The use of Camelid antibodies for structural biology
The use of Camelid antibodies has important implications for future development of reagents for diagnosis and therapeutics in diseases involving a group of enzymes called serine proteases.
Misleading images in cell biology
Virtually all membrane proteins have been reported to be organized as clusters on cell surfaces, when in fact many of them are just single proteins which have been counted multiple times.

Best Science Podcasts 2017

We have hand picked the best science podcasts for 2017. Sit back and enjoy new science podcasts updated daily from your favorite science news services and scientists.
Now Playing: Radiolab

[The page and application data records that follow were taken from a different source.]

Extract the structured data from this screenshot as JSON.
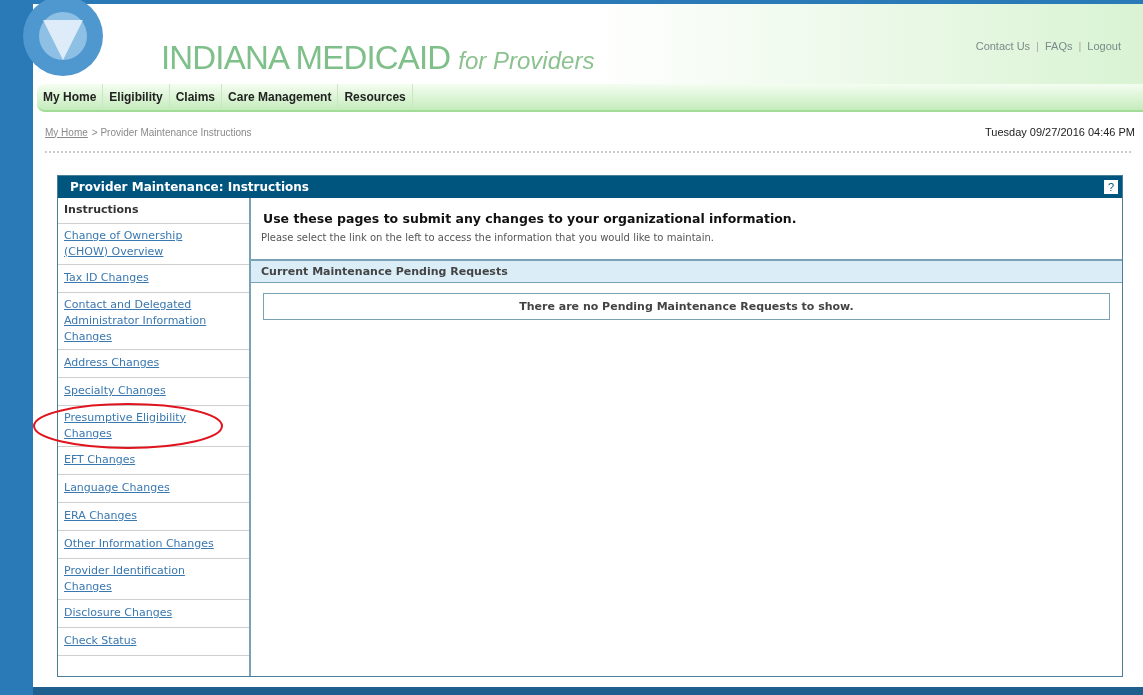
{
  "header": {
    "title": "INDIANA MEDICAID",
    "subtitle": "for Providers",
    "links": [
      "Contact Us",
      "FAQs",
      "Logout"
    ],
    "link_separator": "|"
  },
  "nav": [
    "My Home",
    "Eligibility",
    "Claims",
    "Care Management",
    "Resources"
  ],
  "breadcrumb": {
    "link": "My Home",
    "current": "> Provider Maintenance Instructions"
  },
  "datetime": "Tuesday 09/27/2016 04:46 PM",
  "panel": {
    "title": "Provider Maintenance: Instructions",
    "help": "?",
    "sidebar": {
      "heading": "Instructions",
      "items": [
        {
          "label": "Change of Ownership (CHOW) Overview",
          "circled": false
        },
        {
          "label": "Tax ID Changes",
          "circled": false
        },
        {
          "label": "Contact and Delegated Administrator Information Changes",
          "circled": false
        },
        {
          "label": "Address Changes",
          "circled": false
        },
        {
          "label": "Specialty Changes",
          "circled": false
        },
        {
          "label": "Presumptive Eligibility Changes",
          "circled": true
        },
        {
          "label": "EFT Changes",
          "circled": false
        },
        {
          "label": "Language Changes",
          "circled": false
        },
        {
          "label": "ERA Changes",
          "circled": false
        },
        {
          "label": "Other Information Changes",
          "circled": false
        },
        {
          "label": "Provider Identification Changes",
          "circled": false
        },
        {
          "label": "Disclosure Changes",
          "circled": false
        },
        {
          "label": "Check Status",
          "circled": false
        }
      ]
    },
    "intro_heading": "Use these pages to submit any changes to your organizational information.",
    "intro_text": "Please select the link on the left to access the information that you would like to maintain.",
    "pending": {
      "heading": "Current Maintenance Pending Requests",
      "empty_message": "There are no Pending Maintenance Requests to show."
    }
  }
}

Oliver Sipple
One morning, Oliver Sipple went out for a walk. A couple hours later, to his own surprise, he saved the life of the President of the United States. But in the days that followed, Sipple's split-second act of heroism turned into a rationale for making his personal life into political opportunity. What happens next makes us wonder what a moment, or a movement, or a whole society can demand of one person. And how much is too much?  Through newly unearthed archival tape, we hear Sipple himself grapple with some of the most vexing topics of his day and ours - privacy, identity, the freedom of the press - not to mention the bonds of family and friendship.  Reported by Latif Nasser and Tracie Hunte. Produced by Matt Kielty, Annie McEwen, Latif Nasser and Tracie Hunte. Special thanks to Jerry Pritikin, Michael Yamashita, Stan Smith, Duffy Jennings; Ann Dolan, Megan Filly and Ginale Harris at the Superior Court of San Francisco; Leah Gracik, Karyn Hunt, Jesse Hamlin, The San Francisco Bay Area Television Archive, Mike Amico, Jennifer Vanasco and Joey Plaster. Support Radiolab today at
Now Playing: TED Radio Hour

Future Consequences
From data collection to gene editing to AI, what we once considered science fiction is now becoming reality. This hour, TED speakers explore the future consequences of our present actions. Guests include designer Anab Jain, futurist Juan Enriquez, biologist Paul Knoepfler, and neuroscientist and philosopher Sam Harris.